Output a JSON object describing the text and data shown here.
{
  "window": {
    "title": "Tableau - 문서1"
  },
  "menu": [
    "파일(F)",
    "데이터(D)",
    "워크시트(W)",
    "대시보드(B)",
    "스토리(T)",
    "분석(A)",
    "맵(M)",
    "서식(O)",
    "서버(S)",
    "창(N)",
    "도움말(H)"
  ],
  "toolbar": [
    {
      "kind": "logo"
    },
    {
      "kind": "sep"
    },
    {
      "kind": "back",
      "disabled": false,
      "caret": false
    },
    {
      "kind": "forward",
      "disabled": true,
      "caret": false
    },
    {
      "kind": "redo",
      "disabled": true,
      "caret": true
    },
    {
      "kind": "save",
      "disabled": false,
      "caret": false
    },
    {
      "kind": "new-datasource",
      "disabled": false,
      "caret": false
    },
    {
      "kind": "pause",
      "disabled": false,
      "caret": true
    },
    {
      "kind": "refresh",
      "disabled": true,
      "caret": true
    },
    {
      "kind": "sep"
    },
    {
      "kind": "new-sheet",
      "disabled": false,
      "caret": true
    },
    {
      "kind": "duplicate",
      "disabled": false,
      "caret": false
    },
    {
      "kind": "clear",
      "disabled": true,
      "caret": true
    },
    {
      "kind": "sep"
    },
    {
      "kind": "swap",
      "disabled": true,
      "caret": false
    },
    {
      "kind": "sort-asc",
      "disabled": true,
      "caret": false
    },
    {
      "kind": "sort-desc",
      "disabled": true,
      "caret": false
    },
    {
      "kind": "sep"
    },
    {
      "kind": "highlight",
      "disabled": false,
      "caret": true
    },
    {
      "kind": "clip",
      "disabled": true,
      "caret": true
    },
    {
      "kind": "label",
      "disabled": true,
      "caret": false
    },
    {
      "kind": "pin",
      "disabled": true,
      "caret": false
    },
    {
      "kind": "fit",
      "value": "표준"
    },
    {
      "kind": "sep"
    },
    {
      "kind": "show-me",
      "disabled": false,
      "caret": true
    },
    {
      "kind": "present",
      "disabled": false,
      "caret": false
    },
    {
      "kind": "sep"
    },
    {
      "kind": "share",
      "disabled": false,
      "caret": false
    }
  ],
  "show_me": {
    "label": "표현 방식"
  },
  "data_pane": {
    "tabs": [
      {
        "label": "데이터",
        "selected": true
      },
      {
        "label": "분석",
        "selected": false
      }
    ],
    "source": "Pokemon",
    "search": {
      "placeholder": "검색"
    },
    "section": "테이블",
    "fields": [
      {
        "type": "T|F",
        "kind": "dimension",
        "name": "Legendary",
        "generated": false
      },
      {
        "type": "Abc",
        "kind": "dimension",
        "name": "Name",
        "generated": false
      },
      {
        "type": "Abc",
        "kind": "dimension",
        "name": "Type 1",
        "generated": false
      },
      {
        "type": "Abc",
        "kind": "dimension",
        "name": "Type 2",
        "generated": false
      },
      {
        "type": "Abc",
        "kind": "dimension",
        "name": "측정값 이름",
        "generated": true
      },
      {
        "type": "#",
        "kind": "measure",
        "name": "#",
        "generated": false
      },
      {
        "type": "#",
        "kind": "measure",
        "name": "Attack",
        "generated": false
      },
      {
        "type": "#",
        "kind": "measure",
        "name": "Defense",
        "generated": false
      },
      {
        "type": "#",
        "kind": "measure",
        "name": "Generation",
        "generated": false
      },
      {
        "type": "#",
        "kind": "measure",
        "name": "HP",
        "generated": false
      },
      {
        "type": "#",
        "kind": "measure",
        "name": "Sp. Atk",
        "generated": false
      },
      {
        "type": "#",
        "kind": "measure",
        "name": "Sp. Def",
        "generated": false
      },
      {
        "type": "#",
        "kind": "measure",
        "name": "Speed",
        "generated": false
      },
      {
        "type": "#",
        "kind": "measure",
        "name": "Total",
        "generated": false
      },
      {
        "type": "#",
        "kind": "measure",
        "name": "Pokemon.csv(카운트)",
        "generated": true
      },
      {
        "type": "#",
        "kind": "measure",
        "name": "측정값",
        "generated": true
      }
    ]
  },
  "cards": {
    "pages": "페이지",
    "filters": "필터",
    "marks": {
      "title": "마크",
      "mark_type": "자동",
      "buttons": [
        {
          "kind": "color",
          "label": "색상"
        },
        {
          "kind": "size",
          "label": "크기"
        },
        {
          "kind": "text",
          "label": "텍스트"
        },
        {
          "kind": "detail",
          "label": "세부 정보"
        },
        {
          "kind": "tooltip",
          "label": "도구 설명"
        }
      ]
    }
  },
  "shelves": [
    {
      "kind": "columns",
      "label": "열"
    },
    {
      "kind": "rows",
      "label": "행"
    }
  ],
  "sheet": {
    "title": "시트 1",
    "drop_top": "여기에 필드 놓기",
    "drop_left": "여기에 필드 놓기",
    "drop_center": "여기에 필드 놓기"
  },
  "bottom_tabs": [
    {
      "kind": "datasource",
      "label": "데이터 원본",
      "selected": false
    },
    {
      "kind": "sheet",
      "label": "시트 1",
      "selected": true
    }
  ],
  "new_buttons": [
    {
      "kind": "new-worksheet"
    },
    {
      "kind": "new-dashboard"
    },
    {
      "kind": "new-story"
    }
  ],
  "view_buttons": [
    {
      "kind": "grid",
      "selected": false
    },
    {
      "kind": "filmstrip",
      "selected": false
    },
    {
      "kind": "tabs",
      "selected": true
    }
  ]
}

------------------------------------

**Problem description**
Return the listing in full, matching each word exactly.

**Solution to this task**
Output a JSON object describing the text and data shown here.
{
  "window": {
    "title": "Tableau - 문서1"
  },
  "menu": [
    "파일(F)",
    "데이터(D)",
    "워크시트(W)",
    "대시보드(B)",
    "스토리(T)",
    "분석(A)",
    "맵(M)",
    "서식(O)",
    "서버(S)",
    "창(N)",
    "도움말(H)"
  ],
  "toolbar": [
    {
      "kind": "logo"
    },
    {
      "kind": "sep"
    },
    {
      "kind": "back",
      "disabled": false,
      "caret": false
    },
    {
      "kind": "forward",
      "disabled": true,
      "caret": false
    },
    {
      "kind": "redo",
      "disabled": true,
      "caret": true
    },
    {
      "kind": "save",
      "disabled": false,
      "caret": false
    },
    {
      "kind": "new-datasource",
      "disabled": false,
      "caret": false
    },
    {
      "kind": "pause",
      "disabled": false,
      "caret": true
    },
    {
      "kind": "refresh",
      "disabled": true,
      "caret": true
    },
    {
      "kind": "sep"
    },
    {
      "kind": "new-sheet",
      "disabled": false,
      "caret": true
    },
    {
      "kind": "duplicate",
      "disabled": false,
      "caret": false
    },
    {
      "kind": "clear",
      "disabled": true,
      "caret": true
    },
    {
      "kind": "sep"
    },
    {
      "kind": "swap",
      "disabled": true,
      "caret": false
    },
    {
      "kind": "sort-asc",
      "disabled": true,
      "caret": false
    },
    {
      "kind": "sort-desc",
      "disabled": true,
      "caret": false
    },
    {
      "kind": "sep"
    },
    {
      "kind": "highlight",
      "disabled": false,
      "caret": true
    },
    {
      "kind": "clip",
      "disabled": true,
      "caret": true
    },
    {
      "kind": "label",
      "disabled": true,
      "caret": false
    },
    {
      "kind": "pin",
      "disabled": true,
      "caret": false
    },
    {
      "kind": "fit",
      "value": "표준"
    },
    {
      "kind": "sep"
    },
    {
      "kind": "show-me",
      "disabled": false,
      "caret": true
    },
    {
      "kind": "present",
      "disabled": false,
      "caret": false
    },
    {
      "kind": "sep"
    },
    {
      "kind": "share",
      "disabled": false,
      "caret": false
    }
  ],
  "show_me": {
    "label": "표현 방식"
  },
  "data_pane": {
    "tabs": [
      {
        "label": "데이터",
        "selected": true
      },
      {
        "label": "분석",
        "selected": false
      }
    ],
    "source": "Pokemon",
    "search": {
      "placeholder": "검색"
    },
    "section": "테이블",
    "fields": [
      {
        "type": "T|F",
        "kind": "dimension",
        "name": "Legendary",
        "generated": false
      },
      {
        "type": "Abc",
        "kind": "dimension",
        "name": "Name",
        "generated": false
      },
      {
        "type": "Abc",
        "kind": "dimension",
        "name": "Type 1",
        "generated": false
      },
      {
        "type": "Abc",
        "kind": "dimension",
        "name": "Type 2",
        "generated": false
      },
      {
        "type": "Abc",
        "kind": "dimension",
        "name": "측정값 이름",
        "generated": true
      },
      {
        "type": "#",
        "kind": "measure",
        "name": "#",
        "generated": false
      },
      {
        "type": "#",
        "kind": "measure",
        "name": "Attack",
        "generated": false
      },
      {
        "type": "#",
        "kind": "measure",
        "name": "Defense",
        "generated": false
      },
      {
        "type": "#",
        "kind": "measure",
        "name": "Generation",
        "generated": false
      },
      {
        "type": "#",
        "kind": "measure",
        "name": "HP",
        "generated": false
      },
      {
        "type": "#",
        "kind": "measure",
        "name": "Sp. Atk",
        "generated": false
      },
      {
        "type": "#",
        "kind": "measure",
        "name": "Sp. Def",
        "generated": false
      },
      {
        "type": "#",
        "kind": "measure",
        "name": "Speed",
        "generated": false
      },
      {
        "type": "#",
        "kind": "measure",
        "name": "Total",
        "generated": false
      },
      {
        "type": "#",
        "kind": "measure",
        "name": "Pokemon.csv(카운트)",
        "generated": true
      },
      {
        "type": "#",
        "kind": "measure",
        "name": "측정값",
        "generated": true
      }
    ]
  },
  "cards": {
    "pages": "페이지",
    "filters": "필터",
    "marks": {
      "title": "마크",
      "mark_type": "자동",
      "buttons": [
        {
          "kind": "color",
          "label": "색상"
        },
        {
          "kind": "size",
          "label": "크기"
        },
        {
          "kind": "text",
          "label": "텍스트"
        },
        {
          "kind": "detail",
          "label": "세부 정보"
        },
        {
          "kind": "tooltip",
          "label": "도구 설명"
        }
      ]
    }
  },
  "shelves": [
    {
      "kind": "columns",
      "label": "열"
    },
    {
      "kind": "rows",
      "label": "행"
    }
  ],
  "sheet": {
    "title": "시트 1",
    "drop_top": "여기에 필드 놓기",
    "drop_left": "여기에 필드 놓기",
    "drop_center": "여기에 필드 놓기"
  },
  "bottom_tabs": [
    {
      "kind": "datasource",
      "label": "데이터 원본",
      "selected": false
    },
    {
      "kind": "sheet",
      "label": "시트 1",
      "selected": true
    }
  ],
  "new_buttons": [
    {
      "kind": "new-worksheet"
    },
    {
      "kind": "new-dashboard"
    },
    {
      "kind": "new-story"
    }
  ],
  "view_buttons": [
    {
      "kind": "grid",
      "selected": false
    },
    {
      "kind": "filmstrip",
      "selected": false
    },
    {
      "kind": "tabs",
      "selected": true
    }
  ]
}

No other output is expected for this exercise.